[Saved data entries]
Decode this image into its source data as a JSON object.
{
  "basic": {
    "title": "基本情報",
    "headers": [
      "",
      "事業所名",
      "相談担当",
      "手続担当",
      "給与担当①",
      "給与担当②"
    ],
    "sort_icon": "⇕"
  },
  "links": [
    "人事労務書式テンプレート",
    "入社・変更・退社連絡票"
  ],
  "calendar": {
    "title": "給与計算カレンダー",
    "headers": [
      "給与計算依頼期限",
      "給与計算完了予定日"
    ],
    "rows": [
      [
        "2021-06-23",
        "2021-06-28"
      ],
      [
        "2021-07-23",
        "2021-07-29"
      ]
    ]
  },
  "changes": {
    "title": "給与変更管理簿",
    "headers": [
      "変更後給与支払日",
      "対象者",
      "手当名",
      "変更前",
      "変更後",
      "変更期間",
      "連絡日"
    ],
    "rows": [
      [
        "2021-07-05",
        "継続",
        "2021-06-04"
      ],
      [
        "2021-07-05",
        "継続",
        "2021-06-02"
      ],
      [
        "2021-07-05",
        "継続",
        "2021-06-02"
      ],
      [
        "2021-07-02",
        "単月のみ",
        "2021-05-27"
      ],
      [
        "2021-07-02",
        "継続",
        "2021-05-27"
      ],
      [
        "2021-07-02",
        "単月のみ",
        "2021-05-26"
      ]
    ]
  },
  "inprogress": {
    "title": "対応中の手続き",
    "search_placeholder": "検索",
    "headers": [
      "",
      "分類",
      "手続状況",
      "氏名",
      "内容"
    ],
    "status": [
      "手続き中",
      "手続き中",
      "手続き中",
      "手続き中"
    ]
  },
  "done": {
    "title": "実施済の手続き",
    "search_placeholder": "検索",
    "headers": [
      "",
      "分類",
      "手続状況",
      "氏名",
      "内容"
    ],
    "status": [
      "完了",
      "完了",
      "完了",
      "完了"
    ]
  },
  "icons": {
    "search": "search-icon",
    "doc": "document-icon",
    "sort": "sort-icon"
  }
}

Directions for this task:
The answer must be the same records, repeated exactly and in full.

Your solution:
Decode this image into its source data as a JSON object.
{
  "basic": {
    "title": "基本情報",
    "headers": [
      "",
      "事業所名",
      "相談担当",
      "手続担当",
      "給与担当①",
      "給与担当②"
    ],
    "sort_icon": "⇕"
  },
  "links": [
    "人事労務書式テンプレート",
    "入社・変更・退社連絡票"
  ],
  "calendar": {
    "title": "給与計算カレンダー",
    "headers": [
      "給与計算依頼期限",
      "給与計算完了予定日"
    ],
    "rows": [
      [
        "2021-06-23",
        "2021-06-28"
      ],
      [
        "2021-07-23",
        "2021-07-29"
      ]
    ]
  },
  "changes": {
    "title": "給与変更管理簿",
    "headers": [
      "変更後給与支払日",
      "対象者",
      "手当名",
      "変更前",
      "変更後",
      "変更期間",
      "連絡日"
    ],
    "rows": [
      [
        "2021-07-05",
        "継続",
        "2021-06-04"
      ],
      [
        "2021-07-05",
        "継続",
        "2021-06-02"
      ],
      [
        "2021-07-05",
        "継続",
        "2021-06-02"
      ],
      [
        "2021-07-02",
        "単月のみ",
        "2021-05-27"
      ],
      [
        "2021-07-02",
        "継続",
        "2021-05-27"
      ],
      [
        "2021-07-02",
        "単月のみ",
        "2021-05-26"
      ]
    ]
  },
  "inprogress": {
    "title": "対応中の手続き",
    "search_placeholder": "検索",
    "headers": [
      "",
      "分類",
      "手続状況",
      "氏名",
      "内容"
    ],
    "status": [
      "手続き中",
      "手続き中",
      "手続き中",
      "手続き中"
    ]
  },
  "done": {
    "title": "実施済の手続き",
    "search_placeholder": "検索",
    "headers": [
      "",
      "分類",
      "手続状況",
      "氏名",
      "内容"
    ],
    "status": [
      "完了",
      "完了",
      "完了",
      "完了"
    ]
  },
  "icons": {
    "search": "search-icon",
    "doc": "document-icon",
    "sort": "sort-icon"
  }
}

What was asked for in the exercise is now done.